■ WHAT YOU HAVE TO DO ■
Print the line containing "Output a JSON" and every line after it exactly as written, through the end of the records.

■ THE DATA ■
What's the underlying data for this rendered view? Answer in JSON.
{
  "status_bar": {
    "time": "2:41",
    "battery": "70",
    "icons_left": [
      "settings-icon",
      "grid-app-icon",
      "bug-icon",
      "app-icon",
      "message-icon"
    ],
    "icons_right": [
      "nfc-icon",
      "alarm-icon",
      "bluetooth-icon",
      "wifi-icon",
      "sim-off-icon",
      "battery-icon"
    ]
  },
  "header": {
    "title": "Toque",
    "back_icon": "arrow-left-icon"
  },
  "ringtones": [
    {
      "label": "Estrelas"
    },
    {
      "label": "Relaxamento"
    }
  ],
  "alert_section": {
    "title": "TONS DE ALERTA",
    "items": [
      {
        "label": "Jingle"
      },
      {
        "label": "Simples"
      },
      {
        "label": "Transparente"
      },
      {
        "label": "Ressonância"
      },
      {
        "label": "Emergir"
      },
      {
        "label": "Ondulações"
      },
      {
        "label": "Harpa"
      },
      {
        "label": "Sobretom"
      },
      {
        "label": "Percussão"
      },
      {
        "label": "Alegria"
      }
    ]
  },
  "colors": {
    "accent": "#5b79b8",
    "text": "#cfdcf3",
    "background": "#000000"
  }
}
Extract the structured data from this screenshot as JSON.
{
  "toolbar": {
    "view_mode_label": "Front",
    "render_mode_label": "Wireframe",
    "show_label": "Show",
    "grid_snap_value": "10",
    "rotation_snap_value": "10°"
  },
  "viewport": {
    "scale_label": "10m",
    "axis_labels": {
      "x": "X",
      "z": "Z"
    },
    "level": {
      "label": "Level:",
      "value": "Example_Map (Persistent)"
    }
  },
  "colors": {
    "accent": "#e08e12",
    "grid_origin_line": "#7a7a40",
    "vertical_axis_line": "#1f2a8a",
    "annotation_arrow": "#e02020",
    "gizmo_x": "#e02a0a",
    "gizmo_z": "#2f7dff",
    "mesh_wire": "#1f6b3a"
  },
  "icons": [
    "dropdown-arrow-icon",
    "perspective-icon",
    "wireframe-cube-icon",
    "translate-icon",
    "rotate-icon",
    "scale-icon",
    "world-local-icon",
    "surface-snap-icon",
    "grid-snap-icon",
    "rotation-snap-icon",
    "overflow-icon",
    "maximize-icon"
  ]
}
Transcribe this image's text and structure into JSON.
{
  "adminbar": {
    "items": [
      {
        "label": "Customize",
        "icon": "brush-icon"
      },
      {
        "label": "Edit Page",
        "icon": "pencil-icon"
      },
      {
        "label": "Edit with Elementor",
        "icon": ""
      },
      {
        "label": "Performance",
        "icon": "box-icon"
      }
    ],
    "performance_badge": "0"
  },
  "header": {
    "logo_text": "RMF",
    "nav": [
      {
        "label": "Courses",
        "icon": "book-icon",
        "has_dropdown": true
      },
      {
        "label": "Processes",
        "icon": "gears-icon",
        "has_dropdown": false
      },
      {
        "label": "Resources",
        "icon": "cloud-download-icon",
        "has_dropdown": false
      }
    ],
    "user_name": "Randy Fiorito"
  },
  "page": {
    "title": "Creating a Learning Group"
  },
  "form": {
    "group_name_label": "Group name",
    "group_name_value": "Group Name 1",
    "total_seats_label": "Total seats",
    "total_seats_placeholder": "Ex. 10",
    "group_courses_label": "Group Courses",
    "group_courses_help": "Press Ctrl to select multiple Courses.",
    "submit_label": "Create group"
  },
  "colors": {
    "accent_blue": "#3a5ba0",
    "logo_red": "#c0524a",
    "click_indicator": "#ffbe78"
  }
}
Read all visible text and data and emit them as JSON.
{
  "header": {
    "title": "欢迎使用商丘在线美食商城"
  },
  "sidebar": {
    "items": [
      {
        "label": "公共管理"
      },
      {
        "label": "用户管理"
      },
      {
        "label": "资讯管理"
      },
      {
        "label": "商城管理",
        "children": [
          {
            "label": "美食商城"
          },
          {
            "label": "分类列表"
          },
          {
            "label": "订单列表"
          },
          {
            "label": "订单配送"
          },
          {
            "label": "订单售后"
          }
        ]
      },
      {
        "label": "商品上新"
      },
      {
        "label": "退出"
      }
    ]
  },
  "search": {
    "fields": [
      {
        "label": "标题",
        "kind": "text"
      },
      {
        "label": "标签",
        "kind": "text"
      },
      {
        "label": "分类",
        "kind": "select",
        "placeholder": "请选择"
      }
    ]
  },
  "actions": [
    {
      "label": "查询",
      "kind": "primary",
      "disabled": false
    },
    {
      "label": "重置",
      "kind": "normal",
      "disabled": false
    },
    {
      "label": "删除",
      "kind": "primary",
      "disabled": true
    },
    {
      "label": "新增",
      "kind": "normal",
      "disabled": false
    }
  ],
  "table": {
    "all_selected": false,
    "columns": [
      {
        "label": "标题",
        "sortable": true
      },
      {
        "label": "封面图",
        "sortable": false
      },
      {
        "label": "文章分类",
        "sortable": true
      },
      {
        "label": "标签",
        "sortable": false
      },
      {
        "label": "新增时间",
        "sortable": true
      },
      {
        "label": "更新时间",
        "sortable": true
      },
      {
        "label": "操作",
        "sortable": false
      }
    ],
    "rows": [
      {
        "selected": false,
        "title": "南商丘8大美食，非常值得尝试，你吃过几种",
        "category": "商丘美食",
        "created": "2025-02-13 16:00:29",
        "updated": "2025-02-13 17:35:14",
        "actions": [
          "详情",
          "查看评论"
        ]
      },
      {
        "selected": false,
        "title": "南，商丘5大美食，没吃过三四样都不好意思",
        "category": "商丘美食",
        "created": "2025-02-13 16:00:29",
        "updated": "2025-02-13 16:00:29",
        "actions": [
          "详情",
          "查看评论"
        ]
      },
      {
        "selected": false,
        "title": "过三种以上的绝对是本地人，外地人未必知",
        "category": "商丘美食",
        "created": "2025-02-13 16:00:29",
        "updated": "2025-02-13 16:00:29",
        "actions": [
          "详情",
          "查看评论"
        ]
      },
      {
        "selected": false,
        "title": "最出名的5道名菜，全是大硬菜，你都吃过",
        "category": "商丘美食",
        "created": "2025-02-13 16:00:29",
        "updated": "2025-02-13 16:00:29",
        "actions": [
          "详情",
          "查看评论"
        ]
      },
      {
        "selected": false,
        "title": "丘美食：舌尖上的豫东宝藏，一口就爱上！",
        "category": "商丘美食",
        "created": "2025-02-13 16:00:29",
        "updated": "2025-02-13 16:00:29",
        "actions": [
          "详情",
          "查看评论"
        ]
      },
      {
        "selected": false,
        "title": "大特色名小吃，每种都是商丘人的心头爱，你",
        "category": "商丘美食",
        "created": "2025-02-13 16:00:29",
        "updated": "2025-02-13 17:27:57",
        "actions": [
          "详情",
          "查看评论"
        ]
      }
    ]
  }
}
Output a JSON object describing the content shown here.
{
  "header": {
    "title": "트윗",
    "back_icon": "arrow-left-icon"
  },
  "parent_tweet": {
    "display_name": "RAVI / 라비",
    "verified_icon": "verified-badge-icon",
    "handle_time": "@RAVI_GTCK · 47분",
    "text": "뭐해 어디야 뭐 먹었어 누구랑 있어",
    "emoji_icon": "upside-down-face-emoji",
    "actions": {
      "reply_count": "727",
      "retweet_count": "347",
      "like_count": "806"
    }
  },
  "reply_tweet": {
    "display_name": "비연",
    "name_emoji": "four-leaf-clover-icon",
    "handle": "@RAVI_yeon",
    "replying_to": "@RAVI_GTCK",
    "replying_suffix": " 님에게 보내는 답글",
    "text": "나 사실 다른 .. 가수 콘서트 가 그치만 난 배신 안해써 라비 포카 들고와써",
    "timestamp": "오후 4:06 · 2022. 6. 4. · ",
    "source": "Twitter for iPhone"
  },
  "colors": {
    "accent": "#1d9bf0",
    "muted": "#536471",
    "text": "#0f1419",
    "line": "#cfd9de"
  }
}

■ THE COMPLETED TASK ■
Output a JSON object describing the content shown here.
{
  "header": {
    "title": "트윗",
    "back_icon": "arrow-left-icon"
  },
  "parent_tweet": {
    "display_name": "RAVI / 라비",
    "verified_icon": "verified-badge-icon",
    "handle_time": "@RAVI_GTCK · 47분",
    "text": "뭐해 어디야 뭐 먹었어 누구랑 있어",
    "emoji_icon": "upside-down-face-emoji",
    "actions": {
      "reply_count": "727",
      "retweet_count": "347",
      "like_count": "806"
    }
  },
  "reply_tweet": {
    "display_name": "비연",
    "name_emoji": "four-leaf-clover-icon",
    "handle": "@RAVI_yeon",
    "replying_to": "@RAVI_GTCK",
    "replying_suffix": " 님에게 보내는 답글",
    "text": "나 사실 다른 .. 가수 콘서트 가 그치만 난 배신 안해써 라비 포카 들고와써",
    "timestamp": "오후 4:06 · 2022. 6. 4. · ",
    "source": "Twitter for iPhone"
  },
  "colors": {
    "accent": "#1d9bf0",
    "muted": "#536471",
    "text": "#0f1419",
    "line": "#cfd9de"
  }
}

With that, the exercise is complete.